For Sod: Before you sod, you can use a roller to ensure the ground is nice and flat. After removing existing vegetation, tilling, and adding fertilizer, you can roll over the ground to flatten it. You should keep this up until the ground is packed enough so that your feet don’t sink when you walk over it. After laying down the sod and watering it, use a roller to remove air pockets and press the sod down to ensure the roots make contact with the soil. This will help the sod establish itself and lead to better growth.
For Seed: After you have tilled the ground and spread seed, you can use your lawn roller to roll the soil and make sure the seeds make contact. Rolling after seeding helps press the seed into the soil so that it doesn’t blow or wash away, and it also expedites the seed’s germination process.
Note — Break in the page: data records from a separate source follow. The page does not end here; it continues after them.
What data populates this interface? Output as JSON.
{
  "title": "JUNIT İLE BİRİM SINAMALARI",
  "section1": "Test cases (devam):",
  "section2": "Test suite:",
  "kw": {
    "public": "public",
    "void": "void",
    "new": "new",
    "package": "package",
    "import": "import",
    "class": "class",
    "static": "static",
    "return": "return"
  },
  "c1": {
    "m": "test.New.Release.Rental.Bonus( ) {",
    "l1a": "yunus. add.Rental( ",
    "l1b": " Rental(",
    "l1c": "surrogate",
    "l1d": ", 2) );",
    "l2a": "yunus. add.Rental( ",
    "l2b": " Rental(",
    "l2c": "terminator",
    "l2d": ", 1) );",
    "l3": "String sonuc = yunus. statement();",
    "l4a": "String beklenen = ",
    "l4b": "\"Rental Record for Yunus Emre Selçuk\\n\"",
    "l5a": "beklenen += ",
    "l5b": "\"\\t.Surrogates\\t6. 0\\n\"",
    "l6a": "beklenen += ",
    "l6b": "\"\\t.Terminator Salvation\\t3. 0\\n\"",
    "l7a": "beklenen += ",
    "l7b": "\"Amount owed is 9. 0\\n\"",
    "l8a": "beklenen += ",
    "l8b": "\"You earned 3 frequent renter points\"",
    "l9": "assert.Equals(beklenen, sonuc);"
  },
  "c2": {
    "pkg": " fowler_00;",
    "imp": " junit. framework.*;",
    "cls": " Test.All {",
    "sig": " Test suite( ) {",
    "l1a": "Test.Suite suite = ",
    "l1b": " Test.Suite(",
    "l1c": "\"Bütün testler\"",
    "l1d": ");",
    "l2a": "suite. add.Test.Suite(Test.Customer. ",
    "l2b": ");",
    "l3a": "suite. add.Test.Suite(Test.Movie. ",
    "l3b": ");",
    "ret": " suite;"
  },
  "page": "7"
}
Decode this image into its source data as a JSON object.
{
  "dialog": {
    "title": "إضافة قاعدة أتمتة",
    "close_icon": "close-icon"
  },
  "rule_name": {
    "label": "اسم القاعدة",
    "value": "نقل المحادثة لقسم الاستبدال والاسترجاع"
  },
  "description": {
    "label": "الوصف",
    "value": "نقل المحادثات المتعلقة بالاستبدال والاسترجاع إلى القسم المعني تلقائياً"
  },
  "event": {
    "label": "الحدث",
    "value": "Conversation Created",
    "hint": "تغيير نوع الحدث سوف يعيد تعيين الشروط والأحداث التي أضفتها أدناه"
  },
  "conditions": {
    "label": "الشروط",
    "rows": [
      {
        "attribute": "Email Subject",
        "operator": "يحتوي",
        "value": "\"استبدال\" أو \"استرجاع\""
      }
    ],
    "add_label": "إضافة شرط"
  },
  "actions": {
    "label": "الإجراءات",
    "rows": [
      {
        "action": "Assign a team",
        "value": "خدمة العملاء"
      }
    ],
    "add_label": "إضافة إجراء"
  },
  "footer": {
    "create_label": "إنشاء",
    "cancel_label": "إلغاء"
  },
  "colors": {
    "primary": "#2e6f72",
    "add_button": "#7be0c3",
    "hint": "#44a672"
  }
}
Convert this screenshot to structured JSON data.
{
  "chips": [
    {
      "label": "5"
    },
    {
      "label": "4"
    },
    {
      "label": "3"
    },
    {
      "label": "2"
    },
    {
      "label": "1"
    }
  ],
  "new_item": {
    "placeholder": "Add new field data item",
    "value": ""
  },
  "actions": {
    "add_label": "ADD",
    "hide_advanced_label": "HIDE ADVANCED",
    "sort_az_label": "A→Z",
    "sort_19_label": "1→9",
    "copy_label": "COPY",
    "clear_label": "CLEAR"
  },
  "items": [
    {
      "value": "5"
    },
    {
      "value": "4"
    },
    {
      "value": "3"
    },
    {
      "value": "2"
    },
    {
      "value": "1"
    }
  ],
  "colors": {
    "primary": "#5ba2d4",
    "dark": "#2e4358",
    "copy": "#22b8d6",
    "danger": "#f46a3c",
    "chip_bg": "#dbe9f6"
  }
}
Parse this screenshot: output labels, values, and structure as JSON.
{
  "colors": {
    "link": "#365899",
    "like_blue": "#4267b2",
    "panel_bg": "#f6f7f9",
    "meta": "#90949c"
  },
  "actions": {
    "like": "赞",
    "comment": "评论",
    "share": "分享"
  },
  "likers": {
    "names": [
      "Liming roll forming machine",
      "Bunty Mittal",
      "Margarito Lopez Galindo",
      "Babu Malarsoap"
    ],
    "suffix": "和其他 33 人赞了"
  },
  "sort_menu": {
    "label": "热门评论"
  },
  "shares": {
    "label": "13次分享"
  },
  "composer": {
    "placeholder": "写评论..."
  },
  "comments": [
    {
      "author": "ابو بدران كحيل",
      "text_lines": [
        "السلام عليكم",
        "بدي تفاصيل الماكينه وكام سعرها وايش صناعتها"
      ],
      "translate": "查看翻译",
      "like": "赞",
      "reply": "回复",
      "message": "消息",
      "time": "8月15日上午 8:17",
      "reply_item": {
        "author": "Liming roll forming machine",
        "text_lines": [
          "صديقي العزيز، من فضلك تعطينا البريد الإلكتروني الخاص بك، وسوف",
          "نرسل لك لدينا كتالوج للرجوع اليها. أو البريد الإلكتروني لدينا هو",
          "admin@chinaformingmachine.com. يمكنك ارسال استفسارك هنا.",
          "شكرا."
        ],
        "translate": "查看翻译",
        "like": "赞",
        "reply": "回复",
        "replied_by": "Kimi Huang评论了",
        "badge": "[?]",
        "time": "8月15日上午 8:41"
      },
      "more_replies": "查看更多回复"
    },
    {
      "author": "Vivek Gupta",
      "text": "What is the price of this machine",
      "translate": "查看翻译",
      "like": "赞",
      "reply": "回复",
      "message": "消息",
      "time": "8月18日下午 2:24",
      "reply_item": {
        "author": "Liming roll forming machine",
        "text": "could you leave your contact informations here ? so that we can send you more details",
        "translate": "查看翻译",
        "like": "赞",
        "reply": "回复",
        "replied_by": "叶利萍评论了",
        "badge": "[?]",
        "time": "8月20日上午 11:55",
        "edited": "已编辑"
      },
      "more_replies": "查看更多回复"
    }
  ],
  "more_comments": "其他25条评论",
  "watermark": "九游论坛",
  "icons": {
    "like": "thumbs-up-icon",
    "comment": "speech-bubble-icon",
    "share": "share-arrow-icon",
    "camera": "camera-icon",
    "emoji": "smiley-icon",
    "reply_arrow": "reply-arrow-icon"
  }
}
Repairing damage: If your lawn has been hit with frost heaves or mole hills, you can use a lawn roller to repair the damage. You can use a heavy lawn roller to compress hills and tunnels. This method will help prevent the air pockets created from the damage from drying out the grass roots.